Described as “an evening of entertainment, refreshments, food and music,” Ring defended the latest freebie by telling the Times that one of the bars was the highly deserving Bridge Tavern, “a pub I have drank in for 40 years.”
Voting in the local and European elections is on May 24, and Ring has been forced to deny that the nights on the hooch were in any way designed to loosen the locals’ voting preferences.
Ring previously told the Times he would be “horrified” to think that people believed he had plied his constituents with beer so that they would favour him. His rotating term as mayor ends in June, but he has long stood as an independent councillor in Dublin’s north inner city.
In a statement to iNews on the latest spending, Ring said:
“It was a priority of my term to open the Mansion House to the people of Dublin and ensure as many citizens of the city who wished to visit should be able to do so — 35,000 visitors have been in the Mansion House to date. There is a cost involved in welcoming visitors, whether it’s a cup of tea or a glass of beer or wine.
“Mansion House belongs to the people of Dublin and I am glad to have been able to welcome an unprecedented number of them to their House over the past 11 months.”

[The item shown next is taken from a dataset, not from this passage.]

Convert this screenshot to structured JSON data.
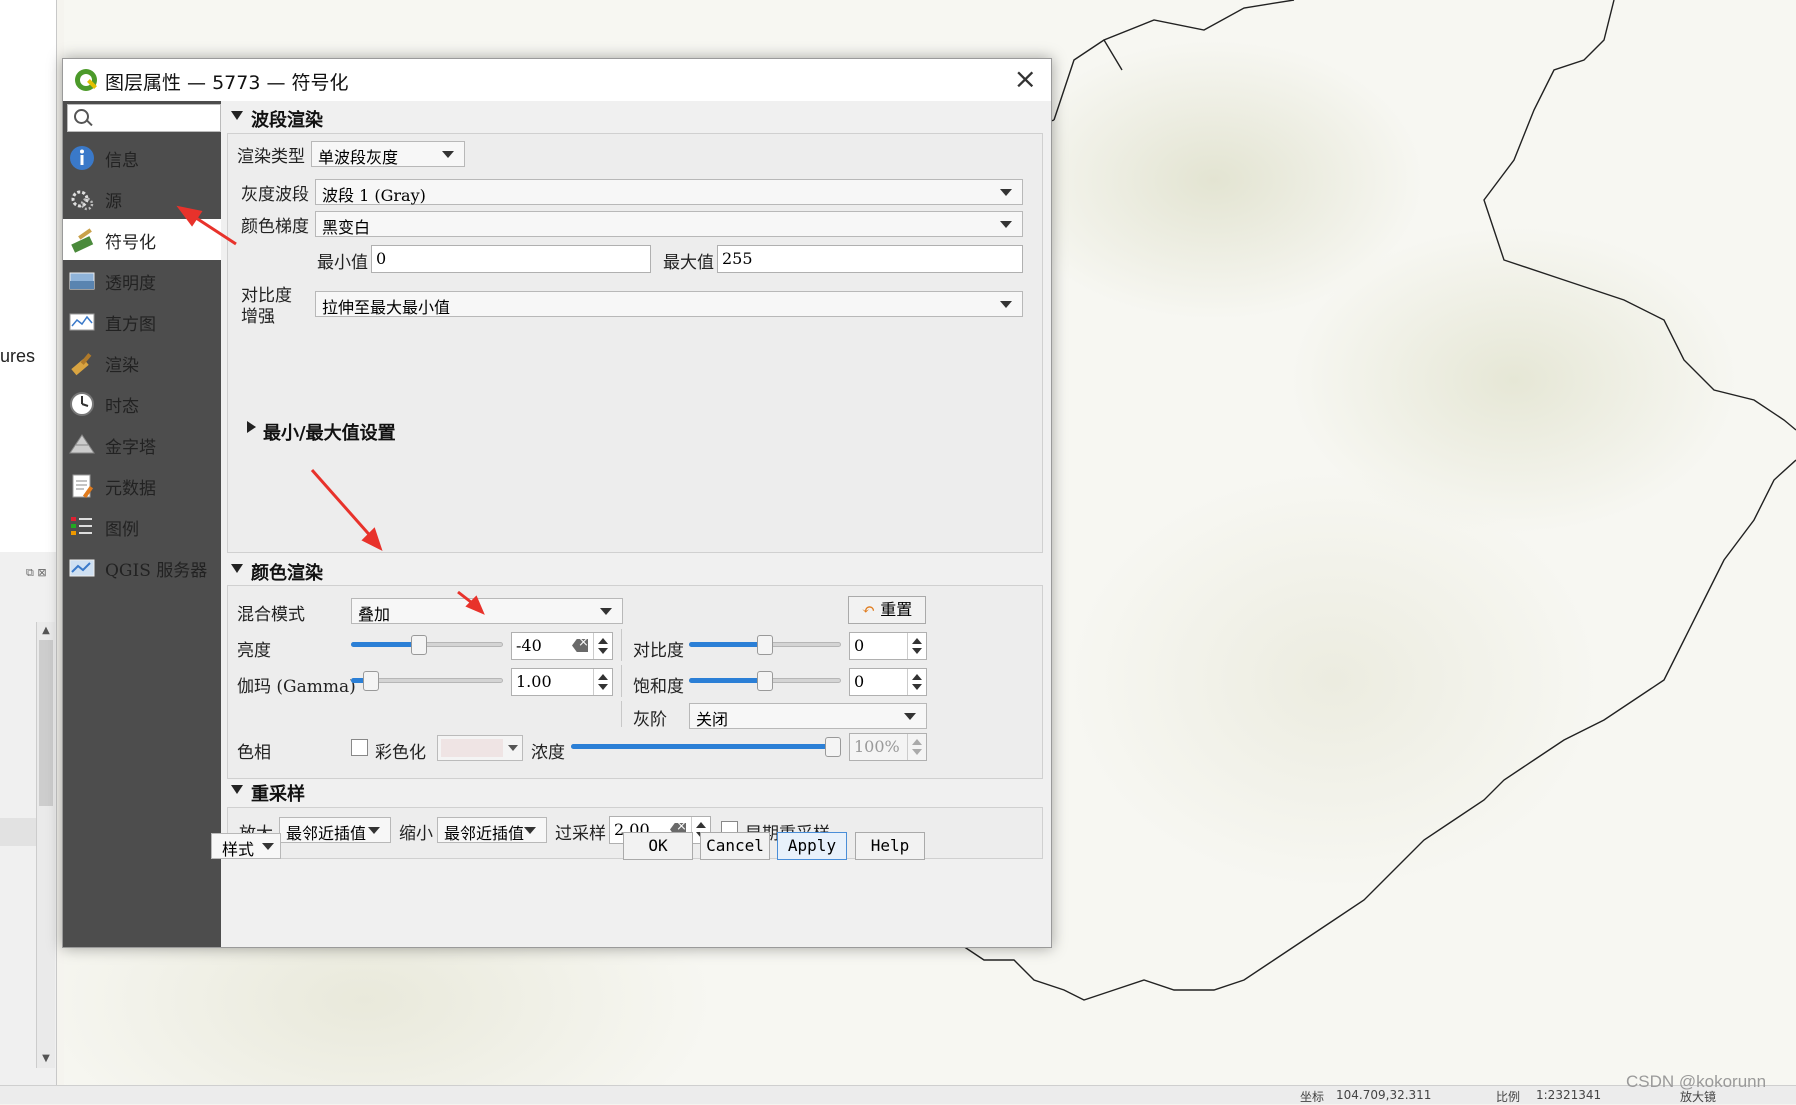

On social media, reaction has been scornful, with users keen to point out that the free beer is both a waste of taxpayer money and an easy stick to beat the Irish with.
I want a Mayor who re diverts beer money to homeless services & sick kids please. Not this dude. https://t.co/Gui5474gy0— Taryn De Vere (@TarynDeVere) May 15, 2019
“This is the type of story that goes viral in other countries because it confirms Irish stereotypes,” tweeted famed Irish comic duo The Rubber Bandits.
Some were simply surprised to hear the tradition existed, and others asked in jest where they could apply for a job like Ring’s.
In Ring’s defence, he’s not the first Dublin mayor to have made short work of an allotment of kegs. Inews reports that Ring’s predecessor Mícheál Mac Donncha made his way through 100, and before that, Brendan Carr’s office worked through 82.
The Guinness family itself might even approve — family member Benjamin Guinness (son of the famous Arthur) was himself named mayor of Dublin in 1851.
Copyright Postmedia Network Inc., 2019